A Tankan quarterly survey on business sentiment for September, which the Bank of Japan (BOJ) has just released, highlights the sluggishness of Japan's economy as the yen has appreciated.
Consumer spending and corporate capital investments remain weak and there has been no driving force behind Japan's economy.
The value of the yen has risen by nearly 20 yen against the dollar since the beginning of the year when one dollar was around 120 yen, adversely affecting the profits of businesses dependent on exports.
The negative effects of special factors such as the shock caused by Britain's decision to leave the European Union on the world economy and the April Kumamoto earthquakes have weakened.
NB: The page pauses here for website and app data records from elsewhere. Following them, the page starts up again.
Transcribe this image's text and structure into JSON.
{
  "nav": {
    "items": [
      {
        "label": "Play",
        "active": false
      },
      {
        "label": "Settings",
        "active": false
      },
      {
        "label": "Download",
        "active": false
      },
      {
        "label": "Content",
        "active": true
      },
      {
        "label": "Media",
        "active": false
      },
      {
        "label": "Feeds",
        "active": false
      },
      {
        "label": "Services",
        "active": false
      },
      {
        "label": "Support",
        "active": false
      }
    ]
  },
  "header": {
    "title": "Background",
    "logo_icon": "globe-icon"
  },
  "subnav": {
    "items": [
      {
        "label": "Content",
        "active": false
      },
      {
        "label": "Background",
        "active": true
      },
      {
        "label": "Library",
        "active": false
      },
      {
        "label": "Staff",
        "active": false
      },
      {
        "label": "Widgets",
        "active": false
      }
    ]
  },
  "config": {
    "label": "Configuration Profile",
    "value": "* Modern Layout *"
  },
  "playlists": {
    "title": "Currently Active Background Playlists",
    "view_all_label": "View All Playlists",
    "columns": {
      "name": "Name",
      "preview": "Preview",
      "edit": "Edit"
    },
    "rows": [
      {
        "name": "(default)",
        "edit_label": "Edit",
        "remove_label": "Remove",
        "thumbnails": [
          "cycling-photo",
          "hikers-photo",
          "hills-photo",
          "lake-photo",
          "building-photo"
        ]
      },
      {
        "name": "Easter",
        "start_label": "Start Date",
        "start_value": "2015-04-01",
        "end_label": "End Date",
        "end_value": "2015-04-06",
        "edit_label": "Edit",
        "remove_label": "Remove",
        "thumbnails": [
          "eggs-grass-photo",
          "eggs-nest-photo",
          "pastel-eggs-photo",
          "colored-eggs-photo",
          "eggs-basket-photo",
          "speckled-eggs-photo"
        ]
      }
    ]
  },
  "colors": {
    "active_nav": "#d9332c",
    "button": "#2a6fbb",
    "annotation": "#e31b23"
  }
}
Still, the diffusion index among major manufacturers remained at the same level as in the previous June survey although market players had expected that these firms' business sentiment would improve.
The yen's appreciation is feared to further discourage businesses from investing in plants and equipment.
The report also demonstrates that business sentiment among major non-manufacturers has been worsening.
Domestic consumption remains sluggish and consumption by foreign visitors has decreased due to the yen's appreciation. Spending by Chinese visitors, whose massive shopping spree had contributed greatly to consumer spending, fell 22.9 percent per visitor over the April-June period from a year earlier due to such factors as the yen's surge.
The index among major manufacturers for the economic outlook has leveled out although high expectations are placed for economic stimulus measures worth about 28 trillion yen, which the government approved this past August.
The BOJ, which has drastically changed the framework for its monetary policy, is poised to make cautious judgments on whether to expand its negative interest policy. As such, market players' hopes for further relaxation of the central bank's monetary grip have declined.
As there are limits to what the government and the BOJ can do to prop up the economy, there are fears that Japan's economy, which is currently leveling out, could enter a deceleration phase if the yen further appreciates or if there are other negative factors.